When there's a murder mystery to solve, The Authorities send in their top forensic team. Luke Harding runs fast, thinks even quicker and has the best detective instincts around. His right-hand robot is Malc, equipped with lasers, scanners and technology for finding clues at the toughest of crime scenes. Together, Luke and Malc have the talent to crack any crime - and a good joke, too. Welcome to the thrilling parallel world of Traces. Aged just 16, Luke Harding is the youngest person ever to qualify as a Forensic Investigator. Luke has barely had time to celebrate when Malc, his robotic sidekick, calls him to their first case. A student has been mysteriously shot dead with an arrow. An elusive killer is at large and all the evidence points to Luke himself...

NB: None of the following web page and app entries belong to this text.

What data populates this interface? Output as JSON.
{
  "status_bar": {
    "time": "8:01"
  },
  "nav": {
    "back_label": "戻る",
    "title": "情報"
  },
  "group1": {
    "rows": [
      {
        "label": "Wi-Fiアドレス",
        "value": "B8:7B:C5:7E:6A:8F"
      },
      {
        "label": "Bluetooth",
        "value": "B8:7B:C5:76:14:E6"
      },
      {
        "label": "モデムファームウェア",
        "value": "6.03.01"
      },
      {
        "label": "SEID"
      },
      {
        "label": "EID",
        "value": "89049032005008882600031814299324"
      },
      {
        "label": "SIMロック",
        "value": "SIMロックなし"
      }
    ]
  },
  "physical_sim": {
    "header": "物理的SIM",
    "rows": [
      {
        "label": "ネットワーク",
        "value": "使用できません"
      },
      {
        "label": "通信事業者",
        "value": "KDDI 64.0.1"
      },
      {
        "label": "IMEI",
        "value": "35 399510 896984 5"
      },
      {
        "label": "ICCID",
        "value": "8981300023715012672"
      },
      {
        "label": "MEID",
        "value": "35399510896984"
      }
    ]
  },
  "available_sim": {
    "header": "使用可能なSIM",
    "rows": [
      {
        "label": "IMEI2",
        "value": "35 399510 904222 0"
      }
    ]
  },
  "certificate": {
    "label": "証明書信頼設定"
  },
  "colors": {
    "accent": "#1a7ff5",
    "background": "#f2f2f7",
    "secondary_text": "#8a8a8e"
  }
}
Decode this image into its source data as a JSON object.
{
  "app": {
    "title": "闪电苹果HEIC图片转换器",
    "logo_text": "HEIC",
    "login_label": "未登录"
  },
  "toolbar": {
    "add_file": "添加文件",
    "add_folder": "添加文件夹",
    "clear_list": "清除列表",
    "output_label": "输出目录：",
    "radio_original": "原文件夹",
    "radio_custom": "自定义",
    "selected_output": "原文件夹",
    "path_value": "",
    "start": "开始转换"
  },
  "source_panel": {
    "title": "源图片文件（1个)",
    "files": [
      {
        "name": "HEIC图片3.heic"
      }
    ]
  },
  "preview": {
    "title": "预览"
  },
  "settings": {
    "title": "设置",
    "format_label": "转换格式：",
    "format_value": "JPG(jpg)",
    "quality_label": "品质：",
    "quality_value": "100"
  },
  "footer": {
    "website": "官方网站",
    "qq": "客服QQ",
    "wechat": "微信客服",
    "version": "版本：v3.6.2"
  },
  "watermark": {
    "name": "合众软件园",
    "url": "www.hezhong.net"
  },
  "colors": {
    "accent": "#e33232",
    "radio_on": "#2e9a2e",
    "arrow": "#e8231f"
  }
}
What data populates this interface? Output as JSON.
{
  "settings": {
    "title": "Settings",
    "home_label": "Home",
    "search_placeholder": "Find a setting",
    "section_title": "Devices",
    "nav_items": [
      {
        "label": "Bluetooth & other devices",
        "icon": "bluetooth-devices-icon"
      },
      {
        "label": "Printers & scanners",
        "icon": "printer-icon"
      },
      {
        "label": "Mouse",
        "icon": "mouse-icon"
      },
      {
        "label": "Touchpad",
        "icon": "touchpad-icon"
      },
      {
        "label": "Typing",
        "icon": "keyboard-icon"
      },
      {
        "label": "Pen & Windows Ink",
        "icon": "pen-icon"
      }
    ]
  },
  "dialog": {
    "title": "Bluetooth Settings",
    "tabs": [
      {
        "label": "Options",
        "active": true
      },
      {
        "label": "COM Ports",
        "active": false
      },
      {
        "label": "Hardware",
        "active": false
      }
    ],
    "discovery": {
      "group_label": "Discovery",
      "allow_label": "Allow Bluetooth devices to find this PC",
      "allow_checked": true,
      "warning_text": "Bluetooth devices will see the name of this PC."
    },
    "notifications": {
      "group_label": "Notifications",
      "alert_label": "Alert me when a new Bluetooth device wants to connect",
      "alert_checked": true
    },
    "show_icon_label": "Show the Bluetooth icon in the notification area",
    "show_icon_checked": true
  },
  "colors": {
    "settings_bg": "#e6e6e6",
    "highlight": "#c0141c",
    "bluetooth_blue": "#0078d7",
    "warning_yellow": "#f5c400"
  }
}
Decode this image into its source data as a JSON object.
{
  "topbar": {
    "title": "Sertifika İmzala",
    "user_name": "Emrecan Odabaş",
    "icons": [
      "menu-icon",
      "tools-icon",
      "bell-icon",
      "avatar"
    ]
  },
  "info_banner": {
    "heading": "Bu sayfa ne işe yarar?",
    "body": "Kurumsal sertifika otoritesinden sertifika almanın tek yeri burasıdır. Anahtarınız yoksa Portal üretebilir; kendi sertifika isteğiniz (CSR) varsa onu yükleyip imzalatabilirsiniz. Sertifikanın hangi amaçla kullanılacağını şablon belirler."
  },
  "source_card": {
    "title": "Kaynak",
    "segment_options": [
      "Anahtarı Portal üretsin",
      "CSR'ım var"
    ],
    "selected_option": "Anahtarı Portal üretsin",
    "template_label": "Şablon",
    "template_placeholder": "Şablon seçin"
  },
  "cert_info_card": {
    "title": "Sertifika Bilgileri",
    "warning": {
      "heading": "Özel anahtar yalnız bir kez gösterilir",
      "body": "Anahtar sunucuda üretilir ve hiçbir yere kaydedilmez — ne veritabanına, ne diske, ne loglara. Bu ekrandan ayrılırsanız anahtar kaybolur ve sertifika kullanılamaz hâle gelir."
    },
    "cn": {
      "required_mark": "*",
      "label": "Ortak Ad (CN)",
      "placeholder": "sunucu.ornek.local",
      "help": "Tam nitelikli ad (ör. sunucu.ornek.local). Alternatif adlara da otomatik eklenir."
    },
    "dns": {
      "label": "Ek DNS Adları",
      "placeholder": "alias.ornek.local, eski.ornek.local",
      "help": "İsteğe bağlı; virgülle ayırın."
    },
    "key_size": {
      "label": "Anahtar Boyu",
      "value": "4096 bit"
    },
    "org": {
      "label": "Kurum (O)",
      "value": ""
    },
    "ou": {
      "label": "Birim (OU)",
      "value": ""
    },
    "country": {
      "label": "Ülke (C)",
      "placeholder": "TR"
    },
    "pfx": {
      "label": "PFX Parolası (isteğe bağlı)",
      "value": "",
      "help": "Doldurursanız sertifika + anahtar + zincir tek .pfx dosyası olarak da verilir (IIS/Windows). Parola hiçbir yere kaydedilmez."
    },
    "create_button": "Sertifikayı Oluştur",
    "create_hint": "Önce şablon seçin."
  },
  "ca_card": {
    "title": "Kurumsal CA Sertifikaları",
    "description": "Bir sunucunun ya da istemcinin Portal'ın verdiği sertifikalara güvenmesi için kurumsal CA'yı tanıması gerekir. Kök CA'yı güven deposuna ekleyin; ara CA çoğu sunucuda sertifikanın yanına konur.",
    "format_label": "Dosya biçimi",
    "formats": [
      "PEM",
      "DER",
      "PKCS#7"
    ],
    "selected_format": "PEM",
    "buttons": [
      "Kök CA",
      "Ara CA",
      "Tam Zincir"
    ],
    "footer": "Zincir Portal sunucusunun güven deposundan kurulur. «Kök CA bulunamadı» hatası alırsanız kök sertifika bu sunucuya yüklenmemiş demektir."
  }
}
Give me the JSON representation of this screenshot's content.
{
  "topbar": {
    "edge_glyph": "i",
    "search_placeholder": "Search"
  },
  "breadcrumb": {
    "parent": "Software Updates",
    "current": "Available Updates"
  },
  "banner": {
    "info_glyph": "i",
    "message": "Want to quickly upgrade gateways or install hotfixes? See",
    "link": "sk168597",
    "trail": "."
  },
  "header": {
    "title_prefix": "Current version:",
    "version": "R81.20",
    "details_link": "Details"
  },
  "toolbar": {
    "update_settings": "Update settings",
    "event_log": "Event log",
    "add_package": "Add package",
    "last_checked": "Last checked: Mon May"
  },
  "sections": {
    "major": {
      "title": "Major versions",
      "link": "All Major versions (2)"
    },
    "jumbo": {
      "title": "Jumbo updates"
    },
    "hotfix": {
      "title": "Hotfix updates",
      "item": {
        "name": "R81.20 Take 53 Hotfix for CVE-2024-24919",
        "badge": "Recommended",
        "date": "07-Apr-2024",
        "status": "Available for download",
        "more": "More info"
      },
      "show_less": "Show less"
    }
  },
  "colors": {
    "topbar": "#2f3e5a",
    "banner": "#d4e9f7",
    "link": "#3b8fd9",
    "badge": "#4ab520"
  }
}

I have one simple method of writing. I set out with the basic idea, the main characters and an exciting opening scene in my mind. Then I start to write and see what happens. The plot is totally flexible. I don't know the ending or the middle. I write my characters into situations and then watch how they react and get out of them. That way, rather than knowing where I'm headed and force my characters to go there, they decide. For me, the end result is more natural and unforced. I don't know who will survive and who will not, whether it will be happy or sad. Also, it's great fun for me, like the reader, to find out what's going to happen. It encourages me to keep thinking and writing because I really want to learn the ending.
I used to be told off at school for daydreaming. Now, as a fiction writer, I make my living from it! Turning daydreams into stories began while I was studying chemistry at university. It allowed me to be anyone, go anywhere and do anything. In my imagination, I am a devious murderer, a great musician, the best footballer, the world's leading detective, a very bright girl, and many other characters.
I write only about topics that make me passionate. That might be because I really like or really loathe them. I am inspired by things I like (science, medicine, nature, music, football, etc), and angered by things I dislike (the corrupting effect of money and politics, racism, bullying, cruelty, etc). I often get ideas by looking through newspapers and science magazines. There's a weird and wonderful - and sometimes horrible - world out there with plenty of inspiration for a writer.